An award-winning daily show, “PRI's The World” brings one-of-a-kind international stories home to America. "The World's" coverage is provided by a global network of international journalists, including access to 250 BBC correspondents.
Documents from a Panamanian law firm and leaked to a coalition of news organizations allegedly show how offshore financial centers are used by the rich and powerful to hide their fortunes. The scandal touches everyone from Russian President Vladimir Putin to global soccer superstar Lionel Messi. We also follow up on a story involving women freed from Boko Haram slave camps. For many of them, freedom doesn't mean the end of their nightmare. Plus, host Marco Werman has an appreciation of the late Argentine jazz great Gato Barbieri.
How do you hack an election? We talk to one man who says he's manipulated LOTS of elections in Latin America and you'll never guess who's his biggest client. We also hear how the easing of sanctions on Iran is affecting the supply of pistachios. Plus, we go to the edge of a canyon in northern Mexico to hear an American piano virtuoso play.
Today we hear from where abortion is a crime, and women are punished for seeking them: Looking at women's reproductive rights in parts of Latin America. We also take a look at leveling the playing field in soccer and the pay disparity between male and female players. Plus, South Africa's highest court says President Jacob Zuma violated the constitution when he outfitted his house with a swimming pool and an amphitheater using public money.

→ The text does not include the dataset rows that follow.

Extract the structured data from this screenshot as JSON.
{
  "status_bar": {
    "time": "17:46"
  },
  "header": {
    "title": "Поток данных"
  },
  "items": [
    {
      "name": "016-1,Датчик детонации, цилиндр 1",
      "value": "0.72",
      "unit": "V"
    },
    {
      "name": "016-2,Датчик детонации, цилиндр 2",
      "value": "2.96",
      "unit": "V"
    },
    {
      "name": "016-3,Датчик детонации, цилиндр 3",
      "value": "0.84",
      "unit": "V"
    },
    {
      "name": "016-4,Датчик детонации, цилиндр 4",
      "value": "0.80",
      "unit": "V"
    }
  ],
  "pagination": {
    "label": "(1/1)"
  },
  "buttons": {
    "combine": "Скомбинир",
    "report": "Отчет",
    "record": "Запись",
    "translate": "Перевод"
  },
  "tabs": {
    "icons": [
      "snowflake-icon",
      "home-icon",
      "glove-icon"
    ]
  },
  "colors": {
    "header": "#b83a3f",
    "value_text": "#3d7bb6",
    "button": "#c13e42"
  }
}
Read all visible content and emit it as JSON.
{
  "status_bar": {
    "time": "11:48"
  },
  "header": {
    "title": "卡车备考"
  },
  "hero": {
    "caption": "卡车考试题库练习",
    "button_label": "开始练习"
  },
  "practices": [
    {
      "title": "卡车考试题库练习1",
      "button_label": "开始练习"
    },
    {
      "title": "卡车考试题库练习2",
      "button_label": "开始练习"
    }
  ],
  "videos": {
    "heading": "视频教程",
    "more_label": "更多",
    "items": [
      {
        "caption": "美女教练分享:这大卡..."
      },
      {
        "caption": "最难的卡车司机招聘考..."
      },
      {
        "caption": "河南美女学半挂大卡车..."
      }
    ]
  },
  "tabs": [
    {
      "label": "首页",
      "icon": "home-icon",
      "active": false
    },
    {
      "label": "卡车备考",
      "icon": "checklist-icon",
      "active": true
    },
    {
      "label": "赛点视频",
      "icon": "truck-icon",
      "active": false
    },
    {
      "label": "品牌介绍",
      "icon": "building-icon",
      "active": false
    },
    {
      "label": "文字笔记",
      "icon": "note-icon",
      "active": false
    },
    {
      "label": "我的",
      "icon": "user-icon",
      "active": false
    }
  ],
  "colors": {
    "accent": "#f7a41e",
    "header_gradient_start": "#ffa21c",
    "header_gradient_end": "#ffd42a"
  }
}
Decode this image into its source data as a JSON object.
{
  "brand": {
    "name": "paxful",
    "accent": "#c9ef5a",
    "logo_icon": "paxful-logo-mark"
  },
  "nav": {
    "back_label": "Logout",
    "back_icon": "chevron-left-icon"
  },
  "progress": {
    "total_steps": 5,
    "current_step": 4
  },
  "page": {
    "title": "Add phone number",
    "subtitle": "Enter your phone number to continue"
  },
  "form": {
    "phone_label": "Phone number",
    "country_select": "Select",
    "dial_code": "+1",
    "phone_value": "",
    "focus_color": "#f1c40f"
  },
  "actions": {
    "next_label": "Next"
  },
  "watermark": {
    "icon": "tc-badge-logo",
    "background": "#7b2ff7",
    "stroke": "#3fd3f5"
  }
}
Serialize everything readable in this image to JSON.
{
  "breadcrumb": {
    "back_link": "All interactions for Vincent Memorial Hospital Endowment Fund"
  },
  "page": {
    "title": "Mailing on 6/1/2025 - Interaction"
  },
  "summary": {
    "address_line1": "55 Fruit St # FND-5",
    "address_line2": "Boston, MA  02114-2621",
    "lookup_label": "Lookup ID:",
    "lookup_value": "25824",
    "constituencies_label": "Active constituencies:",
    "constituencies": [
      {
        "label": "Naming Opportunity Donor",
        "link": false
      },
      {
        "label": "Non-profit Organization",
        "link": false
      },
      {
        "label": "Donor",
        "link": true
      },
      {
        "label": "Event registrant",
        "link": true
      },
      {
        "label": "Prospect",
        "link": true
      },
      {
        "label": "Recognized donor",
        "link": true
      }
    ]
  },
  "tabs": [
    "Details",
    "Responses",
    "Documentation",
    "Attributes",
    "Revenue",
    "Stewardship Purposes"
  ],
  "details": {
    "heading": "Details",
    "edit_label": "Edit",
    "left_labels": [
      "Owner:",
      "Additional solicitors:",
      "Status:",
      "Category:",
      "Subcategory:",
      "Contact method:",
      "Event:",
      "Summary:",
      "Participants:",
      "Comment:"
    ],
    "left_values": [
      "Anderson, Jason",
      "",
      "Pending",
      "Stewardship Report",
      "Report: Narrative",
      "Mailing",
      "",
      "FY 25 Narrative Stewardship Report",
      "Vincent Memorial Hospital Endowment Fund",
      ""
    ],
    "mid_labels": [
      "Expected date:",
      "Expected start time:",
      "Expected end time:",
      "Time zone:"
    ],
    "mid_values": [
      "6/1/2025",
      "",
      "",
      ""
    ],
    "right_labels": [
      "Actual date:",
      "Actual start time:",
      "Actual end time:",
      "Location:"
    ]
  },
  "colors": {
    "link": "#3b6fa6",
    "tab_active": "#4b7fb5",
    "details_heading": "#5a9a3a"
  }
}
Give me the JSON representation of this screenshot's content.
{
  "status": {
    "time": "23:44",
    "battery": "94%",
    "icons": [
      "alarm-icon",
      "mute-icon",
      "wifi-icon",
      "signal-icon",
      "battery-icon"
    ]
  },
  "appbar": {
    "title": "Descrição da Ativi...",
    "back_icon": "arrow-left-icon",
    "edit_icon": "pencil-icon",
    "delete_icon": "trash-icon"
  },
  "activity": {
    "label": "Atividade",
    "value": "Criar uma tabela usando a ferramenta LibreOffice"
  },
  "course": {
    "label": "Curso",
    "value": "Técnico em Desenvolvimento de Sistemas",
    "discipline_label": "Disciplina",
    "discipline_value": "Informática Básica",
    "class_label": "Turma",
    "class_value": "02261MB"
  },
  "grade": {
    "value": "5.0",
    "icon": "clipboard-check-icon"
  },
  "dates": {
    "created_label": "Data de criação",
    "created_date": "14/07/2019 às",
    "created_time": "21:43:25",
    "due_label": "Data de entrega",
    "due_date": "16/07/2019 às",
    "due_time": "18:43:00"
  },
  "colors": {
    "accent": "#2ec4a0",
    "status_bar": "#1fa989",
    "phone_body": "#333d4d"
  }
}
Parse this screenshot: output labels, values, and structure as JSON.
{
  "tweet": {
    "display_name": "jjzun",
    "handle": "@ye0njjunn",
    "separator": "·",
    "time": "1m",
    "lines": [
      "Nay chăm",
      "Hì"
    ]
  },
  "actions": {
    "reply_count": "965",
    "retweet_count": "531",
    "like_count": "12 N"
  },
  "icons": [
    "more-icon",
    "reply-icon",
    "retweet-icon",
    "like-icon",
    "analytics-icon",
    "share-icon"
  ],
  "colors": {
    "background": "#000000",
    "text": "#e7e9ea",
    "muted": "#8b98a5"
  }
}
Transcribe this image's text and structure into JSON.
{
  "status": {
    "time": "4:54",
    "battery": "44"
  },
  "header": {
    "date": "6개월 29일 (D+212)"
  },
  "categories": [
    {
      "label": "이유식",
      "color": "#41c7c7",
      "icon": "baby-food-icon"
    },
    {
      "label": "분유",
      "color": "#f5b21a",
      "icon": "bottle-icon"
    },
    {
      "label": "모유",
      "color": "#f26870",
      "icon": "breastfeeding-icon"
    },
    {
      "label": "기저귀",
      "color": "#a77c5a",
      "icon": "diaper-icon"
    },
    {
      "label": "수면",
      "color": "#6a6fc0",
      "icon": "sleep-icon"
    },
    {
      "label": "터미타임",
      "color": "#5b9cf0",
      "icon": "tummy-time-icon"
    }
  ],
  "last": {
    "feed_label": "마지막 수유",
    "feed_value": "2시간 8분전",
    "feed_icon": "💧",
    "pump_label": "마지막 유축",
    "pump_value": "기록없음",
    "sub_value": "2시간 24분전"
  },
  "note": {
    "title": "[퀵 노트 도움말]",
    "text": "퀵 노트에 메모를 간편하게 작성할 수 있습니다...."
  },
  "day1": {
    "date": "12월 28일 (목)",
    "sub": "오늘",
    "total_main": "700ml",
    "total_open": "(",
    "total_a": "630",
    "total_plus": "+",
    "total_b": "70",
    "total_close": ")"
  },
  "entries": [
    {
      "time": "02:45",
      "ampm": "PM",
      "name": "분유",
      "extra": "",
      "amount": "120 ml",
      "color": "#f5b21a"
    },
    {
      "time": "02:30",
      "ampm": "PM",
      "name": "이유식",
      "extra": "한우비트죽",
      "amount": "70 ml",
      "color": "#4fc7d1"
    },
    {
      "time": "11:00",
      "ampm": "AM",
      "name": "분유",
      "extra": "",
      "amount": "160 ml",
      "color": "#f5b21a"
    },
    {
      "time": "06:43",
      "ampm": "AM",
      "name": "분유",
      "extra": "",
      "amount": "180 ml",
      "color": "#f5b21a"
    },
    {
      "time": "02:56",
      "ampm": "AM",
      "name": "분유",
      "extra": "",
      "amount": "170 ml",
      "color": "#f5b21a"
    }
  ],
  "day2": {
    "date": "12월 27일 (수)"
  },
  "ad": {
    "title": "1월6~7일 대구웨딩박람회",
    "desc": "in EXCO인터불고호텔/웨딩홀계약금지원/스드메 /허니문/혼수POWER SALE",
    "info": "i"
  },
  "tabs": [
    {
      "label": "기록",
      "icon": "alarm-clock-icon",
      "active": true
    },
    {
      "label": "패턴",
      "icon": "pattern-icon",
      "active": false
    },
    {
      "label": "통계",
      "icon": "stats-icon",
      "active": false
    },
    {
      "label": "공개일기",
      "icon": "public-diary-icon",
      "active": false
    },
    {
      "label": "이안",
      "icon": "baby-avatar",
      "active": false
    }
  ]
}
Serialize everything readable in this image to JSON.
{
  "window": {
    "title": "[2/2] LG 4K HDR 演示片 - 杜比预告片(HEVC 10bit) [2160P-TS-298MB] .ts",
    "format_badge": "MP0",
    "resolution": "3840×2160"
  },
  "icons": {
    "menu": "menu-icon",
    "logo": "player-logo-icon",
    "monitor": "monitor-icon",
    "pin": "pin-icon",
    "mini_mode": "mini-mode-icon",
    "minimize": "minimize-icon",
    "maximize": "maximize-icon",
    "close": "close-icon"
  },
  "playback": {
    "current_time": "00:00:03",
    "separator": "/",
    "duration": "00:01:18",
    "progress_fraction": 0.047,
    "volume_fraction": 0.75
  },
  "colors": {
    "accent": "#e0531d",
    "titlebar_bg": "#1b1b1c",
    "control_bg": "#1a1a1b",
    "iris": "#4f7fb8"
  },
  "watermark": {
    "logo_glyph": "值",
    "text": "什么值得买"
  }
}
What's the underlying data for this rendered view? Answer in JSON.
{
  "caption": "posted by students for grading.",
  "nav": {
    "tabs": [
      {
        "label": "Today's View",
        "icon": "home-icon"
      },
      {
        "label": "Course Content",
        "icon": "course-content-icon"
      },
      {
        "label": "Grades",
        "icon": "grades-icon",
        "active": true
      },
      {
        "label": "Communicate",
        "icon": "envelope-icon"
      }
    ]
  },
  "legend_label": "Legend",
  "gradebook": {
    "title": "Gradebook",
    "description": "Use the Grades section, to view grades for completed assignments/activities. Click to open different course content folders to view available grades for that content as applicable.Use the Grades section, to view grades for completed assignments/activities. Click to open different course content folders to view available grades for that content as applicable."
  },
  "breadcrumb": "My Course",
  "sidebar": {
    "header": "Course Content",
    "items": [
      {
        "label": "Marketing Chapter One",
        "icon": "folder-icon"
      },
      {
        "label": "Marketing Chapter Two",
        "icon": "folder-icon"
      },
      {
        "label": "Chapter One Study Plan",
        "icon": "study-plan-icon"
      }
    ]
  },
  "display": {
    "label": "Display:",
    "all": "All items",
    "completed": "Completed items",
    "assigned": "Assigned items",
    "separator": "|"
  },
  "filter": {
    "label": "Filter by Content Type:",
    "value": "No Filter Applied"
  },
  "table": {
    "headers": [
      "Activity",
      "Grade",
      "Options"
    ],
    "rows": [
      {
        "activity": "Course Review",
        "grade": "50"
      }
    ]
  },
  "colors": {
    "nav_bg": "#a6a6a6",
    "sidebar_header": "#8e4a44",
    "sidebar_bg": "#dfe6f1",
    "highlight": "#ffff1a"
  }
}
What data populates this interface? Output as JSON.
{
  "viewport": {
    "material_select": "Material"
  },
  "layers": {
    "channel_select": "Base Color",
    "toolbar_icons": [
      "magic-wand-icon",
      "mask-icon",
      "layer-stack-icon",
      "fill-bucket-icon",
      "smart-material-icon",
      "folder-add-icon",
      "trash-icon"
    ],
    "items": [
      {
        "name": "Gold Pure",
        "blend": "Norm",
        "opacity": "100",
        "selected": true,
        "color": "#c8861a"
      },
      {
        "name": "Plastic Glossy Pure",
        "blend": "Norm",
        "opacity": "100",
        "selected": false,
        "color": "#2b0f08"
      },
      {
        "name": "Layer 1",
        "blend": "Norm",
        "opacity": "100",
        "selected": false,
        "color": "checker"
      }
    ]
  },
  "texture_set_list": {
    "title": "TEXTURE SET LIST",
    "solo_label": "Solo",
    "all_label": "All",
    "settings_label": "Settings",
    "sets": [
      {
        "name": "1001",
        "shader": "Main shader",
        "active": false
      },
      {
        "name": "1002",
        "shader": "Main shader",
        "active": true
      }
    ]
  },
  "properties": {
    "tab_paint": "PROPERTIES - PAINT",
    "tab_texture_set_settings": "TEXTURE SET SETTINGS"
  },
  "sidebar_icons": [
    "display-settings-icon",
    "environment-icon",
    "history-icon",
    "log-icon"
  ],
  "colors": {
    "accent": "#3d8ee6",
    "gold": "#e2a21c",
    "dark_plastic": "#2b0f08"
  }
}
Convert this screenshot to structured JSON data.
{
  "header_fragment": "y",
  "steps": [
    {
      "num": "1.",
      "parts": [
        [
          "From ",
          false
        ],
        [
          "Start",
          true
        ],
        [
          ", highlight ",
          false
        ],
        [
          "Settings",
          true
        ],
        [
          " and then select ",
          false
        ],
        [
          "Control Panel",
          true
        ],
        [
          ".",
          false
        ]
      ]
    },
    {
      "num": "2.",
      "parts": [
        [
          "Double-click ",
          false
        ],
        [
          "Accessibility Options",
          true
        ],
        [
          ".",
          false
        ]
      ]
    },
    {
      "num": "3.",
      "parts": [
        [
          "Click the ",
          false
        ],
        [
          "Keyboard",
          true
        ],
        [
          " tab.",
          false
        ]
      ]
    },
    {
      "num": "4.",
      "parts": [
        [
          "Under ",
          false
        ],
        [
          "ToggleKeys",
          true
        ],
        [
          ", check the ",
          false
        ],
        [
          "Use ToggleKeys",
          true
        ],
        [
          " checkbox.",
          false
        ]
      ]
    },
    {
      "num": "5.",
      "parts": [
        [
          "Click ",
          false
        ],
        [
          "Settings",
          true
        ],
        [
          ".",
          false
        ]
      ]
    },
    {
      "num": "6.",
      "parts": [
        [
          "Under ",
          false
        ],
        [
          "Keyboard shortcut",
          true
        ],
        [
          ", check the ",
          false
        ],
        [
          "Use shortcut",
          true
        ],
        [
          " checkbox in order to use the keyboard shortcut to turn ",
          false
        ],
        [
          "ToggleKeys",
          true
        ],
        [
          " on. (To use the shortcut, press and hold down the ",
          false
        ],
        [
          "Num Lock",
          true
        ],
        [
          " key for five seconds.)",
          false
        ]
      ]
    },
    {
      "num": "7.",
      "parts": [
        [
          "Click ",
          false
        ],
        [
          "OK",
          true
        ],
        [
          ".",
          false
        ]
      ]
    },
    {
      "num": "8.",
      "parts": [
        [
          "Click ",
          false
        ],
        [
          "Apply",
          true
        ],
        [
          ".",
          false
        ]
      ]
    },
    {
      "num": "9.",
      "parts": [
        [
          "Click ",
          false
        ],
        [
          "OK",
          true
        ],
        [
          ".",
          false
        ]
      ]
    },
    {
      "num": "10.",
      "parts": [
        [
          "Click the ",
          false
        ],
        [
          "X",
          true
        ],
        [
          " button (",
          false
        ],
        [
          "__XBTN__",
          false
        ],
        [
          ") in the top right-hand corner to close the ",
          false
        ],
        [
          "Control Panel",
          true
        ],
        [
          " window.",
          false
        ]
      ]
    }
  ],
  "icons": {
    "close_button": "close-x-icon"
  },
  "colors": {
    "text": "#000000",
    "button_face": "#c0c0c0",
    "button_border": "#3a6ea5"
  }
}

Today on The World, Donald Trump and Bernie Sanders say free trade deals are bad for US workers. But are they really? We'll hear the flip side of how America benefits from free trade. Also, a corruption scandal and a possible impeachment threatens to sink Brazil's government, but the markets don't think it's such a bad idea. And, why a Malaysian artist is depicting his country's prime minister as an evil clown.
Today on The World we get the latest round in the FBI versus Apple. Also, our partners at Frontline managed to get cameras into the hands of some prominent Saudi activists. The results give an amazing, at times horrific, picture of what daily life is like in the Saudi Kingdom. Plus, we hear music from Guatemalan rapper Rebeca Lane and Indian sitar player Anoushka Shankar.
Lahore and Brussels: Two cities a world apart are now feeling the pain of terrorist attacks. First, we hear from Lahore, the Pakistani city where a suicide bomb attack killed dozens of people at a park where Christian families were celebrating Easter. A Taliban splinter group has claimed responsibility. Then we head to Brussels, where one father struggles to make sense of the attacks last week and explain them to his young sons. He's Belgian, but of Moroccan background like some of the suspected bombers. Plus, Marco chats with Texas musician Carrie Rodriguez about her new album, Lola. It was inspired by her great aunt, Mexican-American singer Eva Garza, who was popular in Mexico and Latin America. The album has songs in Spanish and English, and sometimes Spanglish.